Early Uses of Wind Power in the U.S. – White wind turbines spinning against a rural or offshore backdrop may strike you as a modern sight, but humans have actually been using wind power for thousands of years.
QUESTIONS: Early Uses of Wind Power in the U.S. – The first windmill in the United States was made by Daniel Halladay in the mid-nineteenth century. Windmills were very successful at pumping water on farms and ranches during the westward expansion.
Wind Energy and Agriculture – Wind energy is an efficient use of space. Since wind turbines can’t be placed too closely together, wind farms can encompass many acres. However, unlike solar panels, which make exclusive use of the land they occupy, wind energy does not disturb natural habitats or human economic activities.
QUESTIONS: Wind Energy and Agriculture – Wind power is generated by harnessing the energy of the wind through the use of large windmills called turbines. Windmills have been used in agricultural settings for over a hundred years, first to pump water and mill grain, and late to produce small amounts of electricity before the United Stated Federal Rural Electrification Administration (REA) brought power lines and thus a more dependable source of electricity to remote rural areas.
Wind Turbine Sound – You have probably seen wind turbines in the distance, peacefully spinning against a backdrop of blue sky.
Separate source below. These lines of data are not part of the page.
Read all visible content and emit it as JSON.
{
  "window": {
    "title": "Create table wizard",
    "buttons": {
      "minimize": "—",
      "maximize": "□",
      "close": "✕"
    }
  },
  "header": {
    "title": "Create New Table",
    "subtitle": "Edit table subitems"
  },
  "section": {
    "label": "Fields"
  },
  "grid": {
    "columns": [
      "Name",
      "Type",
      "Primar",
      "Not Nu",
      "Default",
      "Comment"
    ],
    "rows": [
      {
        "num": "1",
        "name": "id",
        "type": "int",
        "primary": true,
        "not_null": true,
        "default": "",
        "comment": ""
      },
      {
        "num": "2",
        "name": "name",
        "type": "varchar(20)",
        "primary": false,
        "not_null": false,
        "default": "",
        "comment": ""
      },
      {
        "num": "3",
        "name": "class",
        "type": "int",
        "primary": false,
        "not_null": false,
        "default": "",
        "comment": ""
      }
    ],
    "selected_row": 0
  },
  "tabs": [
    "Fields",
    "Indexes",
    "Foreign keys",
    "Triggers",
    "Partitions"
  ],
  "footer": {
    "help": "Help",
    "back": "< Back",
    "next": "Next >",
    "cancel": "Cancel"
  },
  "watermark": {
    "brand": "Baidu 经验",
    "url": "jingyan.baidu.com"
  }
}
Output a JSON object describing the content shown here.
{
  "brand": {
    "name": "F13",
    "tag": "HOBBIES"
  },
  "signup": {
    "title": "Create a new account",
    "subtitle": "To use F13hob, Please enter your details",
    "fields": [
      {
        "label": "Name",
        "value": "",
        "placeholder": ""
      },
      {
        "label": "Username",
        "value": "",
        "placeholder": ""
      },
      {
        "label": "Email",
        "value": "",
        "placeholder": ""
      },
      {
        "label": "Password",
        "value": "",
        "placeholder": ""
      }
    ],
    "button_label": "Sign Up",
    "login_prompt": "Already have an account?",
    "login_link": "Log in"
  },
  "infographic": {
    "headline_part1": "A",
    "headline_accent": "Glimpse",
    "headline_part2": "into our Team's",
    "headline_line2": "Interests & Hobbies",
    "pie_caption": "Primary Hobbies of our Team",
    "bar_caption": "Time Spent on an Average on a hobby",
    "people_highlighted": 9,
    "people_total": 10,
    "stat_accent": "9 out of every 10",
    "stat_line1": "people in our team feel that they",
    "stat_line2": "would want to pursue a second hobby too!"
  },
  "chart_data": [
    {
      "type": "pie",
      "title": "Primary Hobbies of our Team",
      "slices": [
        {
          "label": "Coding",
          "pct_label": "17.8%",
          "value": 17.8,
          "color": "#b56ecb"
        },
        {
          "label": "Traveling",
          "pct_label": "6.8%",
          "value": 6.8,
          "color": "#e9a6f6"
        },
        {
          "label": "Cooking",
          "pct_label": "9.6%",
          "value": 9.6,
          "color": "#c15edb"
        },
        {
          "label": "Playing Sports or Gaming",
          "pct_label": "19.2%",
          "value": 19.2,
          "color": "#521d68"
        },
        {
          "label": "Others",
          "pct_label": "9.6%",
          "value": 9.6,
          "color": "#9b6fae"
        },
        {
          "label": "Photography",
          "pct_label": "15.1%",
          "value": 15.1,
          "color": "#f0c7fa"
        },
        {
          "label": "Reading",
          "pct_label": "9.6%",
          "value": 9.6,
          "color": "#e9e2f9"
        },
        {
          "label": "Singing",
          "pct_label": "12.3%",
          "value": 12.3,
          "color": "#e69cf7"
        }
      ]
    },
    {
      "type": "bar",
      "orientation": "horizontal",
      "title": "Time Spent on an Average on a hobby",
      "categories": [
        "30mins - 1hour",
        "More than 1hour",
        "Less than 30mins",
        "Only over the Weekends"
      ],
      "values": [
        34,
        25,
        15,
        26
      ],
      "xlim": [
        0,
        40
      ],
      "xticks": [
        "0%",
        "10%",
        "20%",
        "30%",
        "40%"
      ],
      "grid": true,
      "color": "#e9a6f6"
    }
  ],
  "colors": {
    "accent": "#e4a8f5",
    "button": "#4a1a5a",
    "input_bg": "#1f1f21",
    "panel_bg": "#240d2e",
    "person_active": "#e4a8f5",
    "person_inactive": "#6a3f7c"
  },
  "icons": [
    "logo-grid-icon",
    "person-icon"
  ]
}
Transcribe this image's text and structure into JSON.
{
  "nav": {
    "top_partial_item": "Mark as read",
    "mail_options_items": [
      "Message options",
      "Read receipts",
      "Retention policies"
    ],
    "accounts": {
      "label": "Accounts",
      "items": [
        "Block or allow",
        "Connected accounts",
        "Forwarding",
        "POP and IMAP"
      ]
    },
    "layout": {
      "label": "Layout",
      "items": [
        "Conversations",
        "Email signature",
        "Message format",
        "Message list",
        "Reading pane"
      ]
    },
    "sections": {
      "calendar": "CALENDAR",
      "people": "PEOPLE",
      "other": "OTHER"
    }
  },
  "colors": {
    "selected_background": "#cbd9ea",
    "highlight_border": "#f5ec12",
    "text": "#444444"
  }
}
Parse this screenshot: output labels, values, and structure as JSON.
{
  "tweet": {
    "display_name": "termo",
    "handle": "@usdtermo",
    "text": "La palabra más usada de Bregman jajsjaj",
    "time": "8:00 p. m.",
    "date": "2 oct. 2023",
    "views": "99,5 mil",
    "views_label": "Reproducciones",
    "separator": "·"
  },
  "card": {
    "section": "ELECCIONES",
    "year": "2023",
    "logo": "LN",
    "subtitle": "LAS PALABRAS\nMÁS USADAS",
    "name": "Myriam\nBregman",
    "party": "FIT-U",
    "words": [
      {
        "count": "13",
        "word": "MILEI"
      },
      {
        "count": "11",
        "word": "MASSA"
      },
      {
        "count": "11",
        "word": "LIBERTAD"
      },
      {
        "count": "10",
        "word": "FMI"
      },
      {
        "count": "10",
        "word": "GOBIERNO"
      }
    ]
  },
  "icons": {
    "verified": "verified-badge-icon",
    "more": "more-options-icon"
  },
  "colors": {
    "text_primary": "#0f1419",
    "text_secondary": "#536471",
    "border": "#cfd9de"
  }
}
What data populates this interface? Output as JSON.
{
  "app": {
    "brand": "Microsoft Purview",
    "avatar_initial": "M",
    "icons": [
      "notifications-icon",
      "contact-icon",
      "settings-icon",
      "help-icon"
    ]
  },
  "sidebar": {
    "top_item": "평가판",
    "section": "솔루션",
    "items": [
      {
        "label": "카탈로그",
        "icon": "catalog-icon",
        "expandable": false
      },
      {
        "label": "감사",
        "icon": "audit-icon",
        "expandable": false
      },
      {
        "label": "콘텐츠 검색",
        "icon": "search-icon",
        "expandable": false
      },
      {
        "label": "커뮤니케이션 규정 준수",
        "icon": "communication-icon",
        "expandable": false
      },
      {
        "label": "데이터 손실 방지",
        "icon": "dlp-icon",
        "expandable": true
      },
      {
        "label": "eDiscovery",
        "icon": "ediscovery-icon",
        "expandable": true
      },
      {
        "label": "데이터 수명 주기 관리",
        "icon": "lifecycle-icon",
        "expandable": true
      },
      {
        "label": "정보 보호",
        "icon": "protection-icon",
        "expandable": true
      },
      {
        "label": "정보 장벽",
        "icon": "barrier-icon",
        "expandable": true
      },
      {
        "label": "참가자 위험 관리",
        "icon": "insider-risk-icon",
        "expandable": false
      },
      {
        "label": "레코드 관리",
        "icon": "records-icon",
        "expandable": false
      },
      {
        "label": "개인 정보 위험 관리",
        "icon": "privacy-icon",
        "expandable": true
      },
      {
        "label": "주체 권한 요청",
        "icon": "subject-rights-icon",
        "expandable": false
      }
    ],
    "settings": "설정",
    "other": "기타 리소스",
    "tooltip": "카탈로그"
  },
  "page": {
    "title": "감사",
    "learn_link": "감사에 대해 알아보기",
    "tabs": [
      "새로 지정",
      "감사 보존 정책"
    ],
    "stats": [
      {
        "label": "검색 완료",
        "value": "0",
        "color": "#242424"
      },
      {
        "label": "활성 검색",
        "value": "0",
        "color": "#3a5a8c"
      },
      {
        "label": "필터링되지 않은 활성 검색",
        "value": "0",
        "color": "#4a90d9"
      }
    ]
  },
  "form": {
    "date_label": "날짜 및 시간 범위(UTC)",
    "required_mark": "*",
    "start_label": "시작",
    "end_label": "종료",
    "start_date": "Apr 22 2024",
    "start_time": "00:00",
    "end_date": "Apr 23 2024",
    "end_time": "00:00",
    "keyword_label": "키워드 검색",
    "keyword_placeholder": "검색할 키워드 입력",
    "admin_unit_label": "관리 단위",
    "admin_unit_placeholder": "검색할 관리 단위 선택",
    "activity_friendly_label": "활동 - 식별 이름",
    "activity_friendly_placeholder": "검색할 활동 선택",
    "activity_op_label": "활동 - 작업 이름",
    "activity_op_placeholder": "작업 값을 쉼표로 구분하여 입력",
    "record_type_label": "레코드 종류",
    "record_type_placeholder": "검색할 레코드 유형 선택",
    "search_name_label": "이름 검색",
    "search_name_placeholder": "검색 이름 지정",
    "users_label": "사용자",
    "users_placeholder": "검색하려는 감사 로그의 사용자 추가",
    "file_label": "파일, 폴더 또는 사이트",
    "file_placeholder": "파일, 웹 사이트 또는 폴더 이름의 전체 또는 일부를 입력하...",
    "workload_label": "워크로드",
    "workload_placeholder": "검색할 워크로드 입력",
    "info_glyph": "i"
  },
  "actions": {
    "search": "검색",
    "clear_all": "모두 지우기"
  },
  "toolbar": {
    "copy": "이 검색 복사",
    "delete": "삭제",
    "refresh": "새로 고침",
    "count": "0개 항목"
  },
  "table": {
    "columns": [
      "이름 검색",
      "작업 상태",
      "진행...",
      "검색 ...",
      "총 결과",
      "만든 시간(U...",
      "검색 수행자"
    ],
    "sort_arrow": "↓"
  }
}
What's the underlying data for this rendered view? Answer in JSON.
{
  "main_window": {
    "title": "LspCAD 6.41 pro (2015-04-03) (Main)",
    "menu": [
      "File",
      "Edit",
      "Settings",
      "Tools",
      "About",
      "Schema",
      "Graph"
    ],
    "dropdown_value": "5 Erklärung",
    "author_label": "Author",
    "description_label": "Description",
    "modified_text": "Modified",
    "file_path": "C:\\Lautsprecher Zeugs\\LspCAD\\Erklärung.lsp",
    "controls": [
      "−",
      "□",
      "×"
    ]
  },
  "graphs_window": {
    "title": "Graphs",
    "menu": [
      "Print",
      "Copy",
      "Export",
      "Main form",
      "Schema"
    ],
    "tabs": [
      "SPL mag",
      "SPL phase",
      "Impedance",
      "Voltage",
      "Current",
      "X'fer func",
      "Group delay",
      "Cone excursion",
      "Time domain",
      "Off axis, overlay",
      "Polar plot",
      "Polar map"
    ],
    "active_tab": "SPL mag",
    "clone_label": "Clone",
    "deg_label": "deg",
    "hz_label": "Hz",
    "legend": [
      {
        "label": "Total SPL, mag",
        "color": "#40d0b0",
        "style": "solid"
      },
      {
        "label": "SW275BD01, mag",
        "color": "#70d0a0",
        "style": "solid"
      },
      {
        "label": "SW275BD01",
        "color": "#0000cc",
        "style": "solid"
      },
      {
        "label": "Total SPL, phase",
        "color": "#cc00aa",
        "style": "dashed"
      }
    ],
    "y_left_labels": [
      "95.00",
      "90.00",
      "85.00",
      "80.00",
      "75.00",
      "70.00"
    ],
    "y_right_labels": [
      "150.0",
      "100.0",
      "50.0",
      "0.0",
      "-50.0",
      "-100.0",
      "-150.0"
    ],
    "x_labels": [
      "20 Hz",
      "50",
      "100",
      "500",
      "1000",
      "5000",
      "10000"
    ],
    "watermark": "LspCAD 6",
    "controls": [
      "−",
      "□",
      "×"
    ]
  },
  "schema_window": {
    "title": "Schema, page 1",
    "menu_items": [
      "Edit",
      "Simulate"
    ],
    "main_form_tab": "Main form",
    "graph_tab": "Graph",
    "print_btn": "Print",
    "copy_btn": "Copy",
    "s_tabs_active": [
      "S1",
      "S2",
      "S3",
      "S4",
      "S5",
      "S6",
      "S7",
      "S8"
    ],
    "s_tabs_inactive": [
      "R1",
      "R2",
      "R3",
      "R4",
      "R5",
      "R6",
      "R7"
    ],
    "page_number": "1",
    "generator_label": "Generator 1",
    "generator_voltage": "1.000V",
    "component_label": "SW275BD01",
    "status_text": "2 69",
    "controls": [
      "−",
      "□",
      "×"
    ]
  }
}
While some people find them aesthetically pleasing, and even meditative to watch, wind turbines are not always welcome additions to residential areas because of the noise they generate.
QUESTIONS: Wind Turbine Sound – Human ability to perceive wind turbine sound is relative to atmospheric conditions (like air flow patterns and turbulence) as well as whether or not other man- sound sources are present.